Cesarean sections are the most commonly performed surgical procedure in the United States, and more than a third of them are performed unnecessarily. The rate of c-sections performed without a medical indication (also known as low-risk c-sections) varies widely across hospitals, from 4.6 to 46.9 per 100 deliveries, according to the Agency for Healthcare Research and Quality.
Why do some hospitals have such a high rate of low-risk c-sections? Some say it’s a lack of awareness on the part of obstetricians in high-rate hospitals, who may not realize they are performing too many c-sections. Others attribute variation to differences in medical culture between hospitals (automatically performing c-sections on babies of a certain weight, for example). But one factor that had not been explored was the effect of hospital management practices on low-risk c-sections – until now.
After three years of interviews, site visits, and analysis researchers from the Harvard T.H. Chan School of Public Health have released the results of their research on hospital management practices and maternal outcomes. The researchers interviewed physician and nurse managers at 53 hospitals about their management styles and practices, and then compared maternal outcomes at these hospitals, controlling for demographic and other factors.

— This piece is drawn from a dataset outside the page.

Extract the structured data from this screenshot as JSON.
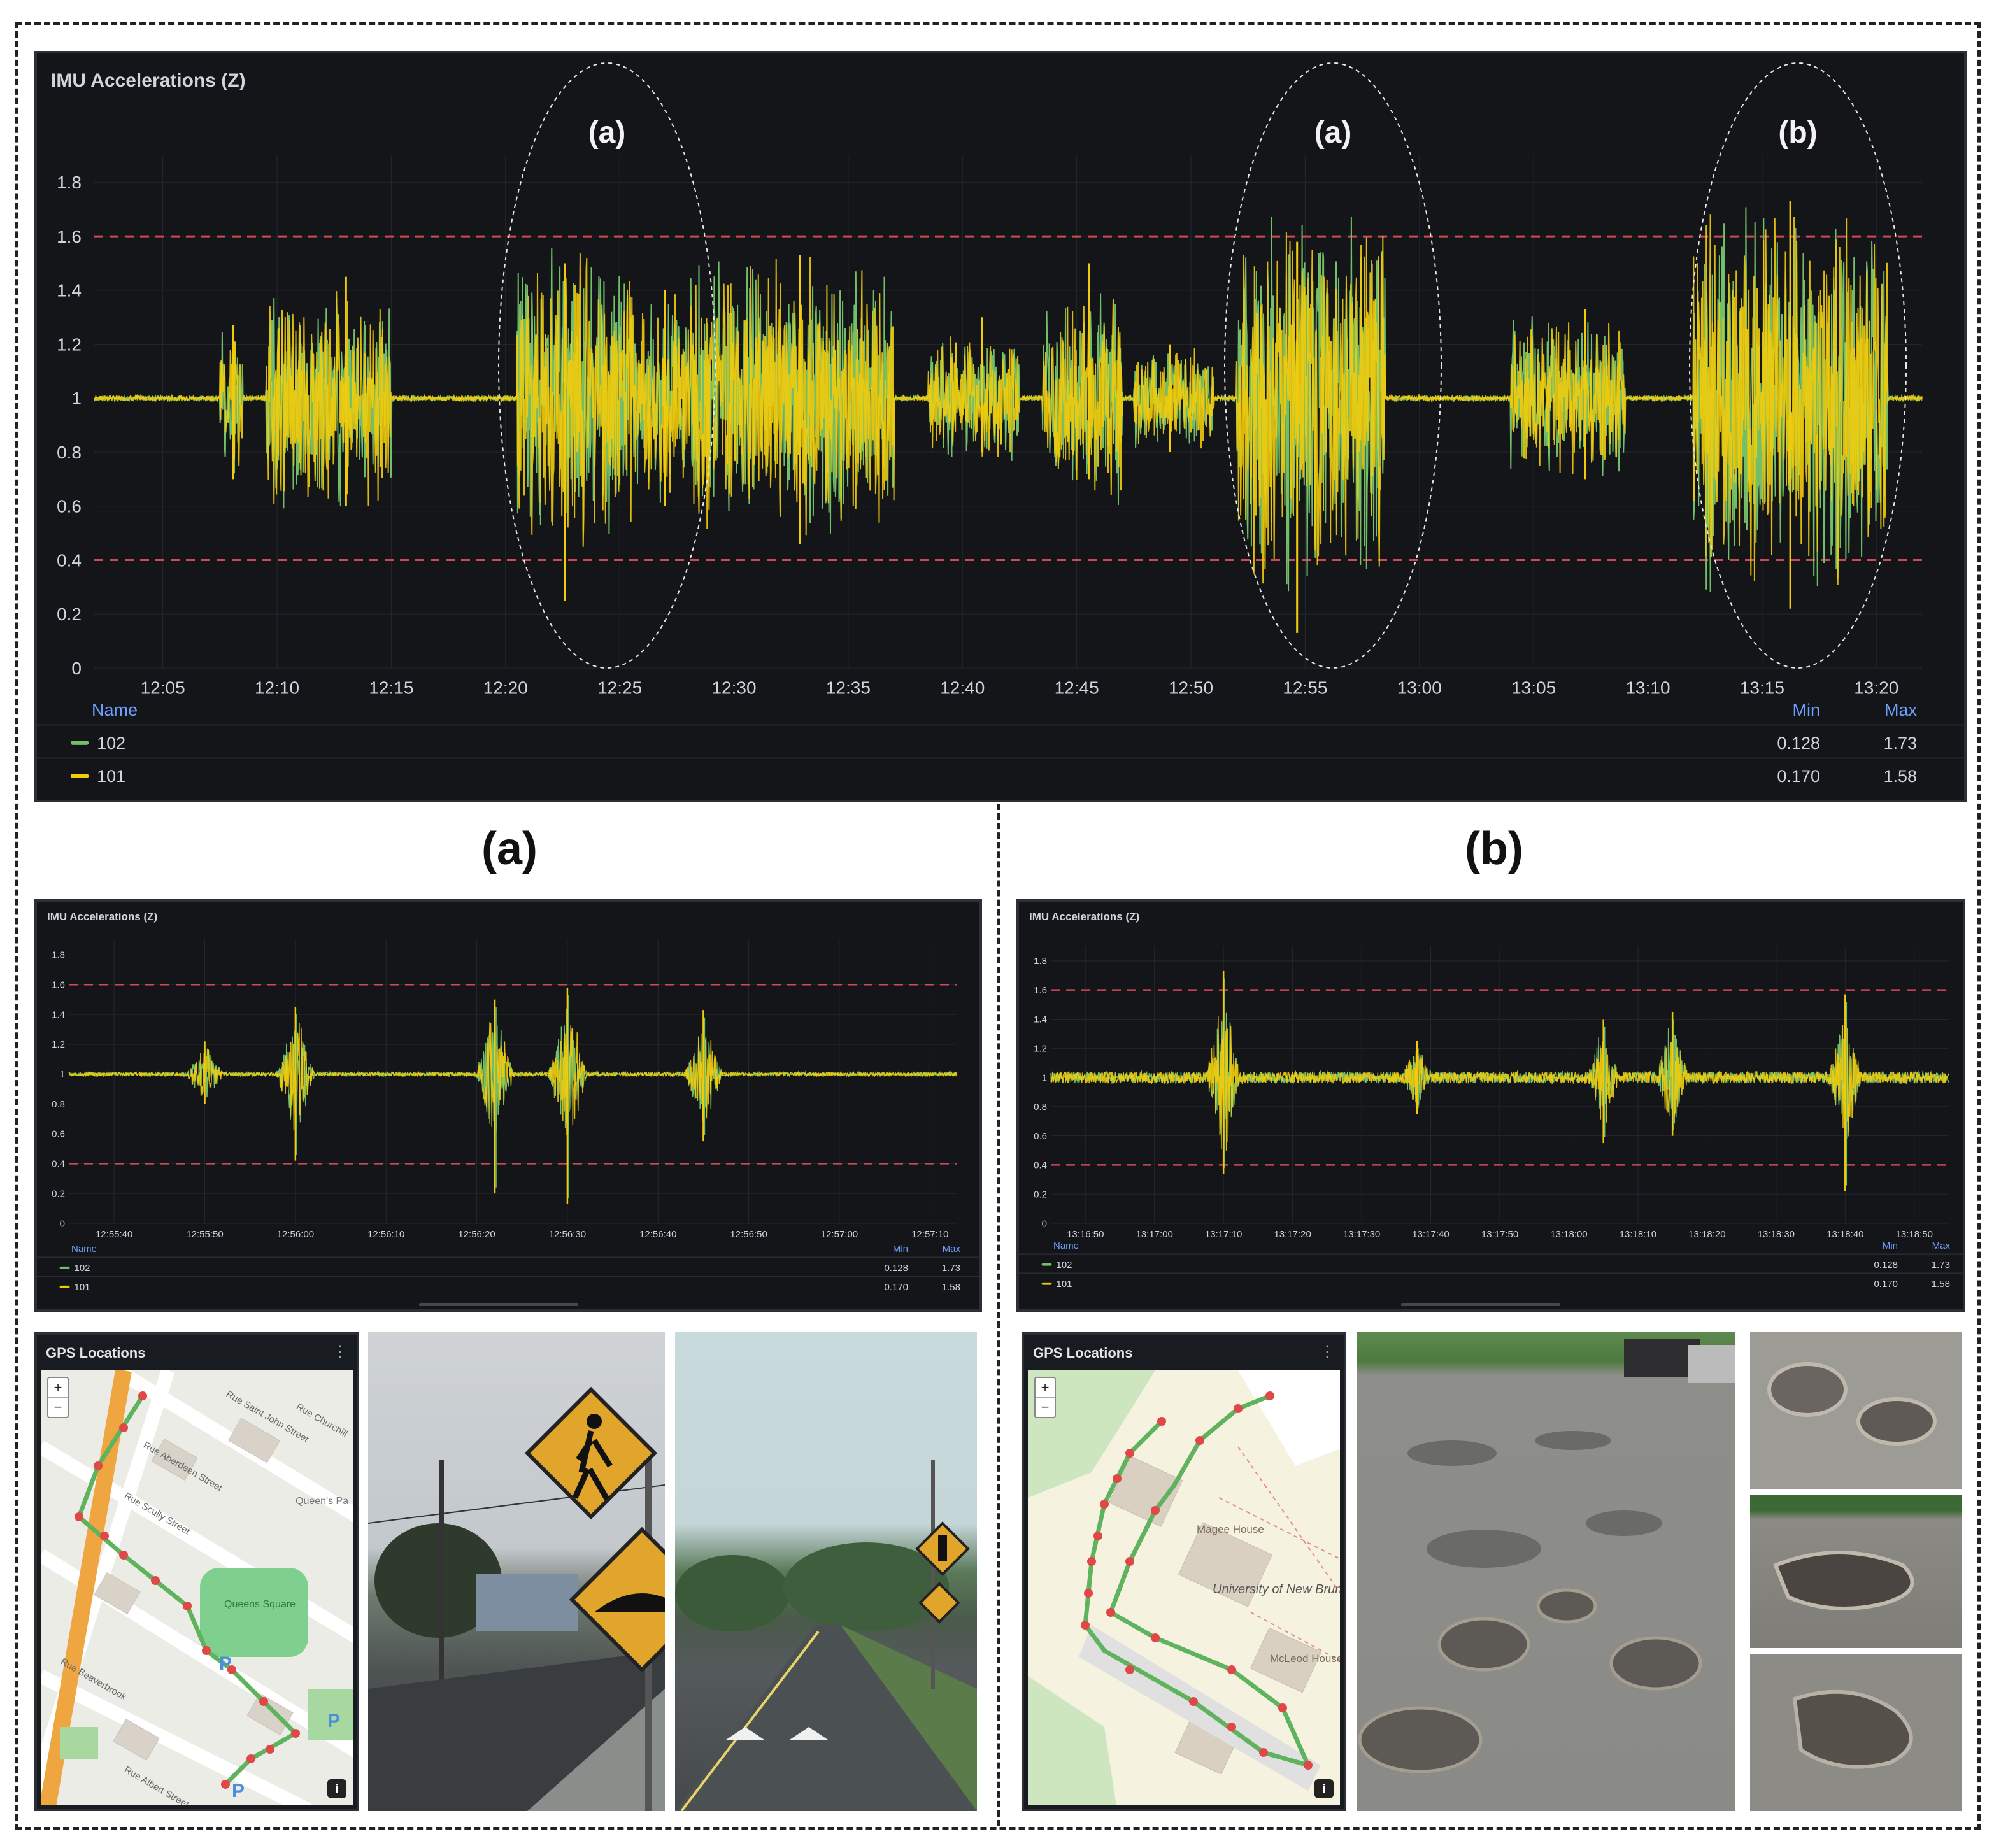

They found that hospitals that had more team collaboration and communication, staffing flexibility, and labor floor efficiency had greater rates of low-risk c-sections, compared to hospitals with lower unit management scores. These hospitals also had greater rates of postpartum hemorrhage, blood transfusion, and prolonged hospital length of stay.
However, not all management strategies had poor results; hospitals with dynamic resource management and flexible physical capacity had lower rates of low-risk c-sections.
At first glance, these results make no sense. How can better team collaboration, communication, and efficiency lead to worse maternal outcomes when some of the most successful programs to reduce unnecessary c-sections rely on clinicians following guidelines and anticipating problems?
The answer might be that management practices are increasing efficiency, but in pursuit of the wrong goals. Dr. Neel Shah, one of the study authors, suggests that clinicians at hospitals with proactive management practices may also face pressure to conduct more c-sections to meet financial goals or avoid risk. “While focusing on neonatal outcomes, financial performance, and other goals, we must question if we are taking our eyes off of the well-being of the mother,” said Shah.
For right care in deliveries, we need not only effective management practices, but also financial incentives aligned toward maternal health rather than unnecessary procedures.